*** Opening DATA EXTRACTS ***

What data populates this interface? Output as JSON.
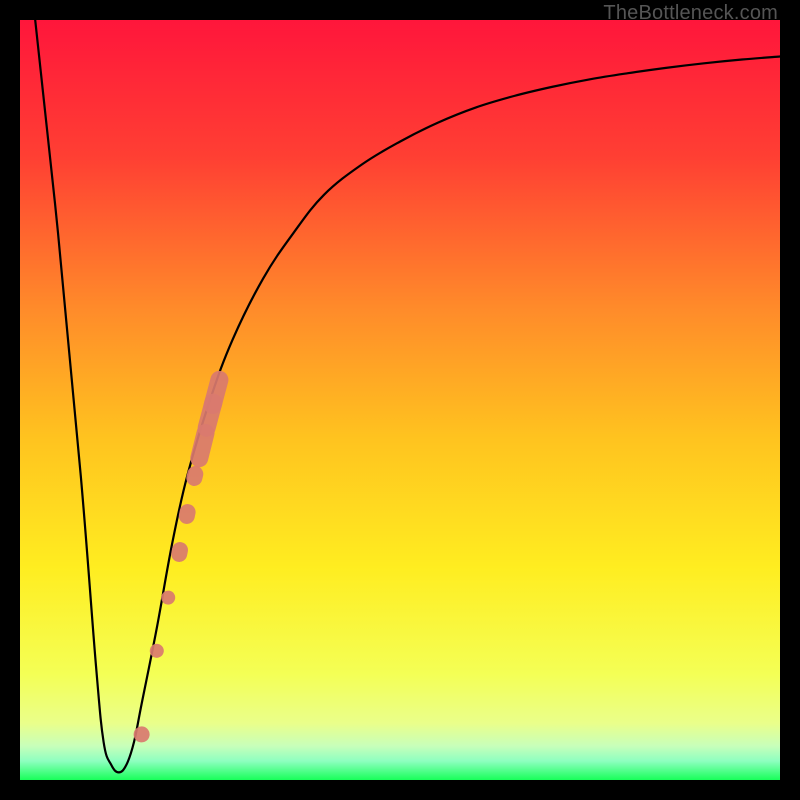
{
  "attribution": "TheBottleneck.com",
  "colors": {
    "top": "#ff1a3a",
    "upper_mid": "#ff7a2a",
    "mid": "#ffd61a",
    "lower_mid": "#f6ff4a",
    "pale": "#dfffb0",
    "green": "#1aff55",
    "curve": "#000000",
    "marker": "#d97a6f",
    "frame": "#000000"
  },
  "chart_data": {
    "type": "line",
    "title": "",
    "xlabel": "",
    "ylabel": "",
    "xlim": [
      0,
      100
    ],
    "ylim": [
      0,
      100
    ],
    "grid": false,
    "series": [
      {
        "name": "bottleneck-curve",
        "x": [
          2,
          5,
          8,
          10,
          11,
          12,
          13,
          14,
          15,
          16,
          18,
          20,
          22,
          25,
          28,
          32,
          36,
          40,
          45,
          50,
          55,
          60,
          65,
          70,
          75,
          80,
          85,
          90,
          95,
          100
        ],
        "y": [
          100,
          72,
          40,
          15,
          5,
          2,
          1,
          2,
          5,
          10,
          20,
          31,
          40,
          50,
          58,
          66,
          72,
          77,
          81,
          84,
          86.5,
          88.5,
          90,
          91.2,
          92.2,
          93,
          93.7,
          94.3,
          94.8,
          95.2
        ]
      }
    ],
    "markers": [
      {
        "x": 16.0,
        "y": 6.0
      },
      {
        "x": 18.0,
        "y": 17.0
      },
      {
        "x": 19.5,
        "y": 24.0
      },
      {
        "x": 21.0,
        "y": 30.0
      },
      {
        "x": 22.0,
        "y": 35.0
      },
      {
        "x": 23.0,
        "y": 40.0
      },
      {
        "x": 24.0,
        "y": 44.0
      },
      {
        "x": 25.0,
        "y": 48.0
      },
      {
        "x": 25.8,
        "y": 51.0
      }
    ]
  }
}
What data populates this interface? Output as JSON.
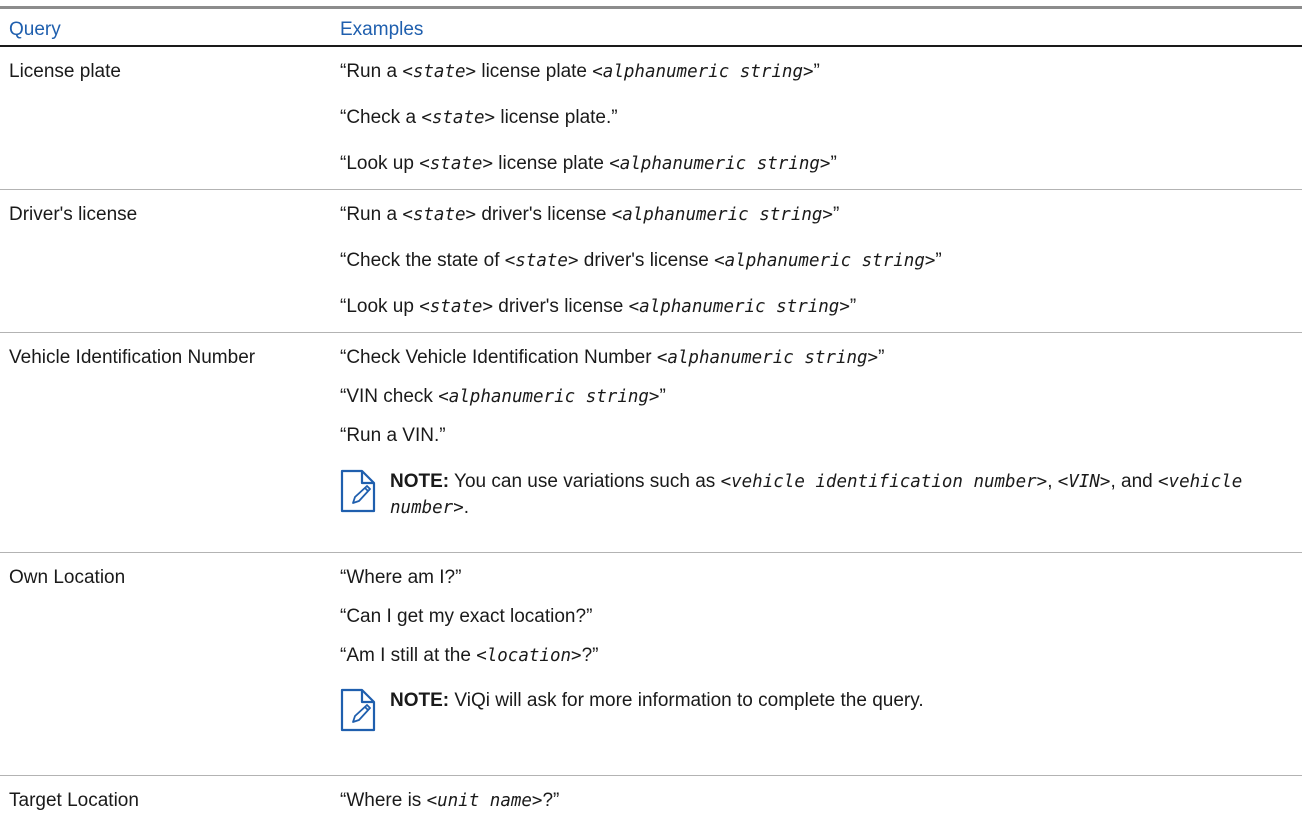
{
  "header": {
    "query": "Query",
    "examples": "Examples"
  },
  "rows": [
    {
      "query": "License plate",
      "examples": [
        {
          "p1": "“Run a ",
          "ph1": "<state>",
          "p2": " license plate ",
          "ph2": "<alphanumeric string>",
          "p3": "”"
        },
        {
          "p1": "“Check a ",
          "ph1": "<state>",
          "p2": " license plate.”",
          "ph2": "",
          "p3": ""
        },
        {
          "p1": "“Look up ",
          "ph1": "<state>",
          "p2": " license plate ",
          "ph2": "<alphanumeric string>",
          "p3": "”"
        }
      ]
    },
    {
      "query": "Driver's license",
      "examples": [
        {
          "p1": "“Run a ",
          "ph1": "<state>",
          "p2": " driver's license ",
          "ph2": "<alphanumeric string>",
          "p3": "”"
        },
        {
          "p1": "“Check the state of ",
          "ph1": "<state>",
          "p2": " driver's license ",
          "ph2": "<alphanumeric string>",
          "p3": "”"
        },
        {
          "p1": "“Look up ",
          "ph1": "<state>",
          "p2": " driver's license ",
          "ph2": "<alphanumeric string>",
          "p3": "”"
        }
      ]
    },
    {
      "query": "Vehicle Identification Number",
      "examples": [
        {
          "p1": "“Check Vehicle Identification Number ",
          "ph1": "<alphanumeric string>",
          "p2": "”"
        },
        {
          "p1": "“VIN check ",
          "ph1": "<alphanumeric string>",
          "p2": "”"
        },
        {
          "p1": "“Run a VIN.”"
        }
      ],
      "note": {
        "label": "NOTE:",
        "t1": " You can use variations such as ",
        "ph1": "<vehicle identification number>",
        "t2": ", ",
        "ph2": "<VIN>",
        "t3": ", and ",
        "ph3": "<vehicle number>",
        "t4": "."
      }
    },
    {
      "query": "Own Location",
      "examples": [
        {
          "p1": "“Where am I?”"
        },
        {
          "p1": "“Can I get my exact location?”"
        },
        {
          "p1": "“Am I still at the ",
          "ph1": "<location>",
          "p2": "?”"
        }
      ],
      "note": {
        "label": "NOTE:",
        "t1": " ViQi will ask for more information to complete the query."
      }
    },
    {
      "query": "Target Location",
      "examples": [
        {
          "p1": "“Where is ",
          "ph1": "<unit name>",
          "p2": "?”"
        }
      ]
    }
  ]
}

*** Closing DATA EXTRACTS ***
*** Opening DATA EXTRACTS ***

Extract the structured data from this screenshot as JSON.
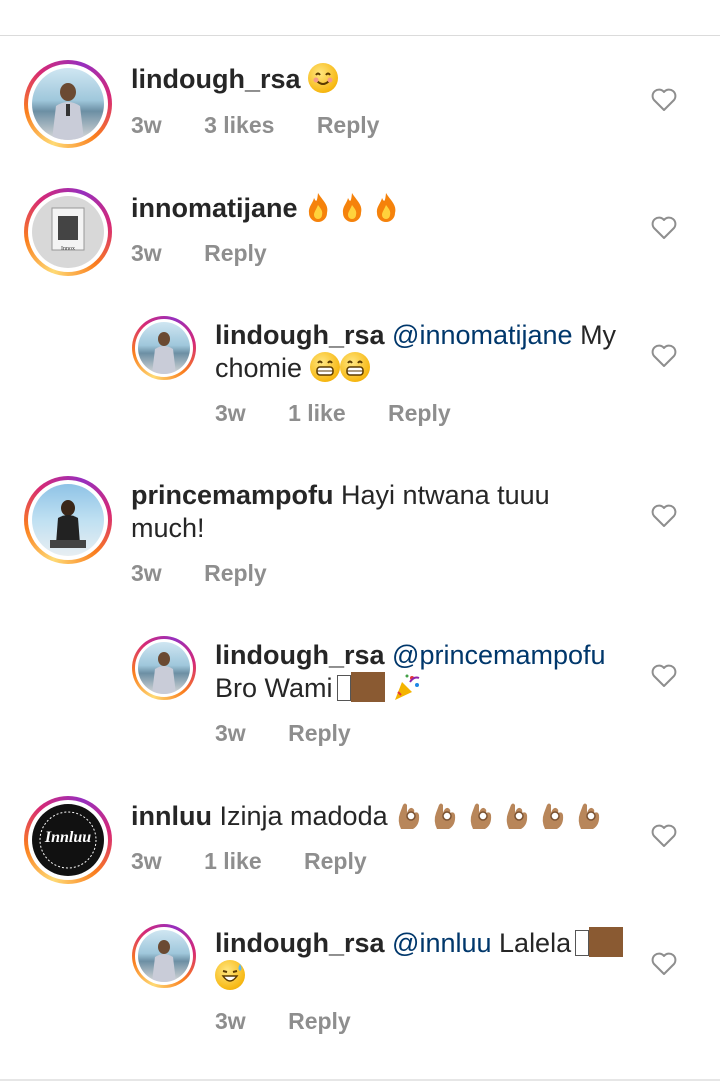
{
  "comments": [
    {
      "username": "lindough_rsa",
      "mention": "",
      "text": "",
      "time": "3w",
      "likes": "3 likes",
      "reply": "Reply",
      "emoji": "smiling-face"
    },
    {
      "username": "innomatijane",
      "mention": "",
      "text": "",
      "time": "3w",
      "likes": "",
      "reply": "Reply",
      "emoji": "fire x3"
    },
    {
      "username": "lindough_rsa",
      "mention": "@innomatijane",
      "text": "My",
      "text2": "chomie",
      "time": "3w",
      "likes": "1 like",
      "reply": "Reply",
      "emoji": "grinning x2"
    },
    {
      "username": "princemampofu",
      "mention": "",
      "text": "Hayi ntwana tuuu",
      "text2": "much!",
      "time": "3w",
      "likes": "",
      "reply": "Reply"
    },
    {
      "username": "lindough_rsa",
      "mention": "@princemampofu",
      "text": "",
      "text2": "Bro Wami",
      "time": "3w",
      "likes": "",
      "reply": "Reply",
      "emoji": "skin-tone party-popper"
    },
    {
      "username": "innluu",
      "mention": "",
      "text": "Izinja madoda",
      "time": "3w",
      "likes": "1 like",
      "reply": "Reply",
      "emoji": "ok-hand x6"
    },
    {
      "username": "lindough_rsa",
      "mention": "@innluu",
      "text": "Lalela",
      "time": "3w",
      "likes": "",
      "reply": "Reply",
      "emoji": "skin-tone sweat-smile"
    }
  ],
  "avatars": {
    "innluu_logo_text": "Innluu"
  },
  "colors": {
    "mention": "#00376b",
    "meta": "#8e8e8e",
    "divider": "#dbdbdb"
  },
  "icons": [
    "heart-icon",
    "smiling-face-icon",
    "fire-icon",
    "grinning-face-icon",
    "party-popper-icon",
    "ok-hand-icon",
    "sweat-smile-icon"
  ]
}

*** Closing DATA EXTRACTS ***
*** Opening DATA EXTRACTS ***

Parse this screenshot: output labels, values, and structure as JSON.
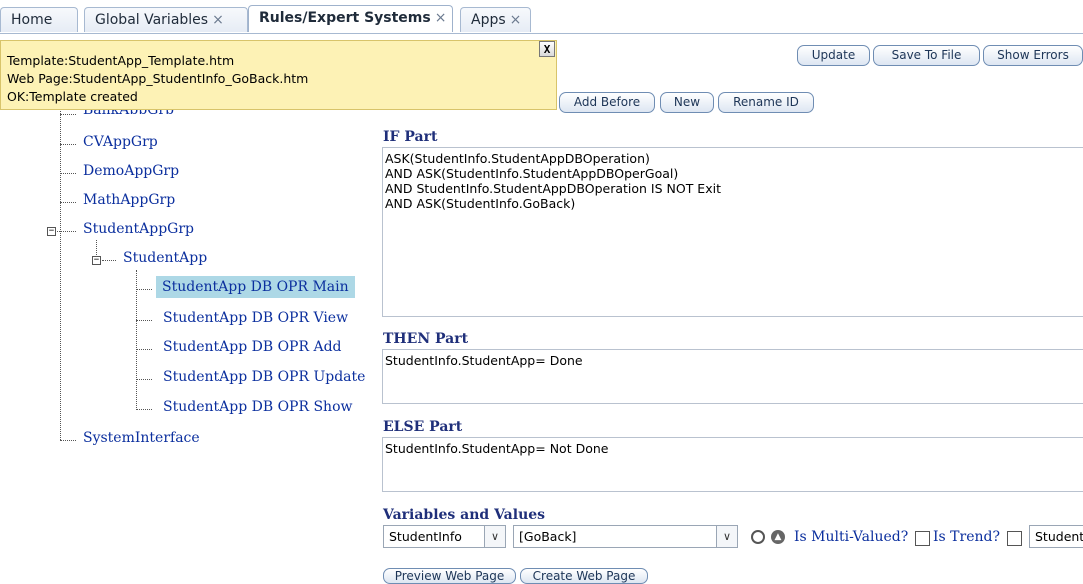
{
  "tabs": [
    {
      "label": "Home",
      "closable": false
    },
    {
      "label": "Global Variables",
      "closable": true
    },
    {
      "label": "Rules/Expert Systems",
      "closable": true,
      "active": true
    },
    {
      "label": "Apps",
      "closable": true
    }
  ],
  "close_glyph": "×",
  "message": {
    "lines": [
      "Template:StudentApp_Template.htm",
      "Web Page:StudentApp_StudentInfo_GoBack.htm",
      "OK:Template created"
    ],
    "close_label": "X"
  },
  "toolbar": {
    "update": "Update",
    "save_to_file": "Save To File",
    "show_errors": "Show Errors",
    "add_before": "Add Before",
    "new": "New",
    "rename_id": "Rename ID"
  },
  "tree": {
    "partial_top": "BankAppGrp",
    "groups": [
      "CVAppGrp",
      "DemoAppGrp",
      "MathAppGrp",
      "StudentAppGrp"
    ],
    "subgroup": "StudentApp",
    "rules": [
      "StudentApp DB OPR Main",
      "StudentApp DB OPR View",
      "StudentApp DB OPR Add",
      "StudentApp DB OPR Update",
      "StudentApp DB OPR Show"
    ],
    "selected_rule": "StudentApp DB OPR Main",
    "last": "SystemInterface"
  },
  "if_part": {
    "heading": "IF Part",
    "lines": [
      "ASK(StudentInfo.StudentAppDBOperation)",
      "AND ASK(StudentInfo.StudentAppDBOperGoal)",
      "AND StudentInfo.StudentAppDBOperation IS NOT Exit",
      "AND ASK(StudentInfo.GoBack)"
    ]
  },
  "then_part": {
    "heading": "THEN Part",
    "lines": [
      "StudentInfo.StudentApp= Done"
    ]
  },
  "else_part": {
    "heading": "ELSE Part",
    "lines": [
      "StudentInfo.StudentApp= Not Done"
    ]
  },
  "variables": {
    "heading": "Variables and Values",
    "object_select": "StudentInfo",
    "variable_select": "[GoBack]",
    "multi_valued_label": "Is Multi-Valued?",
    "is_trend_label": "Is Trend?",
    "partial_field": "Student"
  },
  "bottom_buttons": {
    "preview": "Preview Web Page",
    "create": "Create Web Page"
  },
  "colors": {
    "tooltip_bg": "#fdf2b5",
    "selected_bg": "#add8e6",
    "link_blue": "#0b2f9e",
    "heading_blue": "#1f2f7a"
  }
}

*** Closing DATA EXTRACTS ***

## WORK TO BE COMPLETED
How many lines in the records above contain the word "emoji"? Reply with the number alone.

## TASK ANSWER
6